Format

Send to

Choose Destination
See comment in PubMed Commons below
Viral Immunol. 2005;18(2):255-66.

Recombinant Sendai virus as a novel vaccine candidate for respiratory syncytial virus.

Author information

1
Department of Microbiology and Immunology, University of Rochester, Rochester, New York, USA.

Abstract
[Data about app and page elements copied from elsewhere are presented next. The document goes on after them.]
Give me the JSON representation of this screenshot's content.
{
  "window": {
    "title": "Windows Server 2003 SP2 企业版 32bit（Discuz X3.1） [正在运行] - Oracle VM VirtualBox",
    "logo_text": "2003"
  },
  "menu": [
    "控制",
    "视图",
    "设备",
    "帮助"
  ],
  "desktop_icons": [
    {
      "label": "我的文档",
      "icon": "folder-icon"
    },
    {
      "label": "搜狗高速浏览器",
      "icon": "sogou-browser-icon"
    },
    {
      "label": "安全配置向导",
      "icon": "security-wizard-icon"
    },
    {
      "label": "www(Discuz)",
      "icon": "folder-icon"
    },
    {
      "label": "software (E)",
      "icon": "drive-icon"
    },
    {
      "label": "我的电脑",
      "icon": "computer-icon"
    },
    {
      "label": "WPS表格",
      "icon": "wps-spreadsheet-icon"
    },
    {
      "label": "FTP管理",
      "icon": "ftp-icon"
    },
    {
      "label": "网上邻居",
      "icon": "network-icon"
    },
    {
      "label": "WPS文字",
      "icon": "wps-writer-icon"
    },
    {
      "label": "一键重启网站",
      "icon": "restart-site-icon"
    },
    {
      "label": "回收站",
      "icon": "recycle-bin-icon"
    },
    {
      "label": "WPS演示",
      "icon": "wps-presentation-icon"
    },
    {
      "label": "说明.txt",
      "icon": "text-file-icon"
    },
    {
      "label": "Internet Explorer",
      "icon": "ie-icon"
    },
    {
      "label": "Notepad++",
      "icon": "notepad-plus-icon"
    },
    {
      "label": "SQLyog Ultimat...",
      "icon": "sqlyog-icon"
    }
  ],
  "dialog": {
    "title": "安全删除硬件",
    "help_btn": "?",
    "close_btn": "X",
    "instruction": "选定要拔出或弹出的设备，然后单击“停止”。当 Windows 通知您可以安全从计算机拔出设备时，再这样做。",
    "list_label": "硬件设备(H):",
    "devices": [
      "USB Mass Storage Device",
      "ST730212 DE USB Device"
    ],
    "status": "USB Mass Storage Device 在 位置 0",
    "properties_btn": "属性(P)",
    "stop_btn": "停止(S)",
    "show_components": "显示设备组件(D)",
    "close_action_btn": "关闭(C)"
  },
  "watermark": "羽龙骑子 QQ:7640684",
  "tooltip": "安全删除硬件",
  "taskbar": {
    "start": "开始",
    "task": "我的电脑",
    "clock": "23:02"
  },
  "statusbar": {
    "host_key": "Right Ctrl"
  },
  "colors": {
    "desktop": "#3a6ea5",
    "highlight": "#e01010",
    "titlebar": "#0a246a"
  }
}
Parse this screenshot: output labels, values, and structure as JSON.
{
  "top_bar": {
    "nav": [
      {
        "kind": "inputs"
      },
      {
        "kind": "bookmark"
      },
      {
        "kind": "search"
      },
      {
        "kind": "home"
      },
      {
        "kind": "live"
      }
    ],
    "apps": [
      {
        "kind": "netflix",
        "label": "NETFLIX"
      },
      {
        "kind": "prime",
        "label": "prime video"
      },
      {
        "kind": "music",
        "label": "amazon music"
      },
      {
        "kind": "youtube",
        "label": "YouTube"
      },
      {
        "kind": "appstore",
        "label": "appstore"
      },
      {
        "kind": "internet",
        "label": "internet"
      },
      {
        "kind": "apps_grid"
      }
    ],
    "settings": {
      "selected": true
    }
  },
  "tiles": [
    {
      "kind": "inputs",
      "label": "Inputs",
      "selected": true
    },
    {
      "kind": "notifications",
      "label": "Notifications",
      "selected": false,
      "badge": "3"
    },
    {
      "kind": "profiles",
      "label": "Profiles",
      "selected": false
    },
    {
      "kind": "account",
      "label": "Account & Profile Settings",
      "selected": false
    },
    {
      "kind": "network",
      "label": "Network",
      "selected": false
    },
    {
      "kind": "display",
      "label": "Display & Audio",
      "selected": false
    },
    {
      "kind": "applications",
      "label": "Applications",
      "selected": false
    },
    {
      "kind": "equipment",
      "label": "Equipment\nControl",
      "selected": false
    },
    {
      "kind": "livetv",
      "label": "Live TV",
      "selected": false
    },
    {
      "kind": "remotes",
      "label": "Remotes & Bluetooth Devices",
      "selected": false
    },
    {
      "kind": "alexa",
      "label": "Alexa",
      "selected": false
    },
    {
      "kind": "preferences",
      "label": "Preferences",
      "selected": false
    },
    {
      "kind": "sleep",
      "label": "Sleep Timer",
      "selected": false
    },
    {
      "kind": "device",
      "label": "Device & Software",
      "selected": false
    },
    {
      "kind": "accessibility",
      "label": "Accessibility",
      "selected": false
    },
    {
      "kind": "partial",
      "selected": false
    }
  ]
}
Respiratory syncytial virus (RSV) is among the most important and serious pediatric respiratory diseases, and yet after more than four decades of research an effective vaccine is still unavailable. This review examines the role of the immune response in reducing disease severity; considers the history of RSV vaccine development; and advocates the potential utility of Sendai virus (a murine paramyxovirus) as a xenogenic vaccine vector for the delivery of RSV antigens. The immunogenicity and protective efficacy of RSV-recombinant Sendai virus vectors constructed using reverse genetics is examined. RSV-recombinant Sendai virus is easy to grow (i.e., achieves extremely high titers in eggs), is easy to administer (intranasal drops), and elicits both B- and T-cell responses leading to protection from RSV challenge in a small-animal model. Unmodified Sendai virus is currently being studied in clinical trials as a vaccine for its closely related human cognate (human parainfluenza virus type 1). Sendai virus may prove an enormously valuable vaccine platform, permitting the delivery of recombinants targeting important pediatric respiratory pathogens, RSV chief among them.

PMID:
16035938
DOI:
10.1089/vim.2005.18.255
[Indexed for MEDLINE]
PubMed Commons home

PubMed Commons

0 comments
How to join PubMed Commons

    Supplemental Content

    Full text links

    Icon for Mary Ann Liebert, Inc.
    Loading ...
    Support Center